-- Work request --
Give back the data below exactly, with every line kept the same.

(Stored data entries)
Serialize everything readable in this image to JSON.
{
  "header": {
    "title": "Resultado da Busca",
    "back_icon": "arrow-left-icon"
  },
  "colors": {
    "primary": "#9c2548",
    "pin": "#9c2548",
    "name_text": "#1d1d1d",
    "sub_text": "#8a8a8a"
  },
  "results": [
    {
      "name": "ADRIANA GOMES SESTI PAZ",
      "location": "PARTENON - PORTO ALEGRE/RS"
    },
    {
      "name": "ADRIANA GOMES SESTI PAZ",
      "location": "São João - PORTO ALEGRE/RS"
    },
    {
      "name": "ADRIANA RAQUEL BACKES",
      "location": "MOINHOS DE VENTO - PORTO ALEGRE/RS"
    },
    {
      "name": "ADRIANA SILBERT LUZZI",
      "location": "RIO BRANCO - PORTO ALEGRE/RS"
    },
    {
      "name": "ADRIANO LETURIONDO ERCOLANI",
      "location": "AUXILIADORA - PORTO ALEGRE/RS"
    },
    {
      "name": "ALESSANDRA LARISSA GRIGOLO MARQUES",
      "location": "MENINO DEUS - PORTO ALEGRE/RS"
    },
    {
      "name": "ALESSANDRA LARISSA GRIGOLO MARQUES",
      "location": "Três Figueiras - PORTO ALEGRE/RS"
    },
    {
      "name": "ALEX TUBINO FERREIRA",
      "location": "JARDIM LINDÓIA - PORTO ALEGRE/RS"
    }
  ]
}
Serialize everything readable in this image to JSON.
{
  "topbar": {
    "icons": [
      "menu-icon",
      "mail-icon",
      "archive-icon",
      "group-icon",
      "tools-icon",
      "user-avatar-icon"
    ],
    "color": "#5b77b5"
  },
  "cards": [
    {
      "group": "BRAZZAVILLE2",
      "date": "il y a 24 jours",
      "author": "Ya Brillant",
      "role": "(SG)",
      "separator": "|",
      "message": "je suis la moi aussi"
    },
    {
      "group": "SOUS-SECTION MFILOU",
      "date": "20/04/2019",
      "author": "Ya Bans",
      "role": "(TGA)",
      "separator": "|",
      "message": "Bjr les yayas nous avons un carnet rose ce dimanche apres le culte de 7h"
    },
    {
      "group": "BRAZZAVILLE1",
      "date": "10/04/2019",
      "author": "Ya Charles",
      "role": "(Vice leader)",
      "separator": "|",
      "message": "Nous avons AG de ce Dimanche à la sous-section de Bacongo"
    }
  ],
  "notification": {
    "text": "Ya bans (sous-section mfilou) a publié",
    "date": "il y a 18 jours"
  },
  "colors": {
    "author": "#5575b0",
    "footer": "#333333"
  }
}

-- Output for this exercise --
Serialize everything readable in this image to JSON.
{
  "header": {
    "title": "Resultado da Busca",
    "back_icon": "arrow-left-icon"
  },
  "colors": {
    "primary": "#9c2548",
    "pin": "#9c2548",
    "name_text": "#1d1d1d",
    "sub_text": "#8a8a8a"
  },
  "results": [
    {
      "name": "ADRIANA GOMES SESTI PAZ",
      "location": "PARTENON - PORTO ALEGRE/RS"
    },
    {
      "name": "ADRIANA GOMES SESTI PAZ",
      "location": "São João - PORTO ALEGRE/RS"
    },
    {
      "name": "ADRIANA RAQUEL BACKES",
      "location": "MOINHOS DE VENTO - PORTO ALEGRE/RS"
    },
    {
      "name": "ADRIANA SILBERT LUZZI",
      "location": "RIO BRANCO - PORTO ALEGRE/RS"
    },
    {
      "name": "ADRIANO LETURIONDO ERCOLANI",
      "location": "AUXILIADORA - PORTO ALEGRE/RS"
    },
    {
      "name": "ALESSANDRA LARISSA GRIGOLO MARQUES",
      "location": "MENINO DEUS - PORTO ALEGRE/RS"
    },
    {
      "name": "ALESSANDRA LARISSA GRIGOLO MARQUES",
      "location": "Três Figueiras - PORTO ALEGRE/RS"
    },
    {
      "name": "ALEX TUBINO FERREIRA",
      "location": "JARDIM LINDÓIA - PORTO ALEGRE/RS"
    }
  ]
}
Serialize everything readable in this image to JSON.
{
  "topbar": {
    "icons": [
      "menu-icon",
      "mail-icon",
      "archive-icon",
      "group-icon",
      "tools-icon",
      "user-avatar-icon"
    ],
    "color": "#5b77b5"
  },
  "cards": [
    {
      "group": "BRAZZAVILLE2",
      "date": "il y a 24 jours",
      "author": "Ya Brillant",
      "role": "(SG)",
      "separator": "|",
      "message": "je suis la moi aussi"
    },
    {
      "group": "SOUS-SECTION MFILOU",
      "date": "20/04/2019",
      "author": "Ya Bans",
      "role": "(TGA)",
      "separator": "|",
      "message": "Bjr les yayas nous avons un carnet rose ce dimanche apres le culte de 7h"
    },
    {
      "group": "BRAZZAVILLE1",
      "date": "10/04/2019",
      "author": "Ya Charles",
      "role": "(Vice leader)",
      "separator": "|",
      "message": "Nous avons AG de ce Dimanche à la sous-section de Bacongo"
    }
  ],
  "notification": {
    "text": "Ya bans (sous-section mfilou) a publié",
    "date": "il y a 18 jours"
  },
  "colors": {
    "author": "#5575b0",
    "footer": "#333333"
  }
}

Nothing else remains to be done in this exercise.